▶ EXERCISE PROMPT
Retrieve every line of the data holding the word "Total".

▶ RECORDS FOR PROCESSING
• • • •
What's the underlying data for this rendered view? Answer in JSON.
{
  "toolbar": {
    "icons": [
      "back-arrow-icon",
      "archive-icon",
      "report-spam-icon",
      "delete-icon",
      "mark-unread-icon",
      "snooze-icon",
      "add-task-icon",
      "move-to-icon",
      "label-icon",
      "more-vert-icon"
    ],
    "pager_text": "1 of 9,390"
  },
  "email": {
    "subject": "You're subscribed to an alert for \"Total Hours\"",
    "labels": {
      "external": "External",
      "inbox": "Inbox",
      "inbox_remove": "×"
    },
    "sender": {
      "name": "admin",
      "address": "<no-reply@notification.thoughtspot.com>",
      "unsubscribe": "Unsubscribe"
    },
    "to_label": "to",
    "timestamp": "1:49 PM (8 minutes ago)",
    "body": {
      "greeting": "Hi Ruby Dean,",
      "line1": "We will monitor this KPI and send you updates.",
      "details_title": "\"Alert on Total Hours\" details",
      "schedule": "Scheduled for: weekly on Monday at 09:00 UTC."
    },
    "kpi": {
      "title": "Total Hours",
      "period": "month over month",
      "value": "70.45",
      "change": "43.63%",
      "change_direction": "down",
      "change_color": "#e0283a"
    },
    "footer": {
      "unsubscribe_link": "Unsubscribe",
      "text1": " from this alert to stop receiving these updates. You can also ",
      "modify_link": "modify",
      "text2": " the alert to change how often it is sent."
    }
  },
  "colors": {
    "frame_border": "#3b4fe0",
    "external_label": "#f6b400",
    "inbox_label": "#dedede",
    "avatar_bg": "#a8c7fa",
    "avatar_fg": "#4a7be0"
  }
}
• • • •
▶ RESULT
    "subject": "You're subscribed to an alert for \"Total Hours\"",
      "details_title": "\"Alert on Total Hours\" details",
      "title": "Total Hours",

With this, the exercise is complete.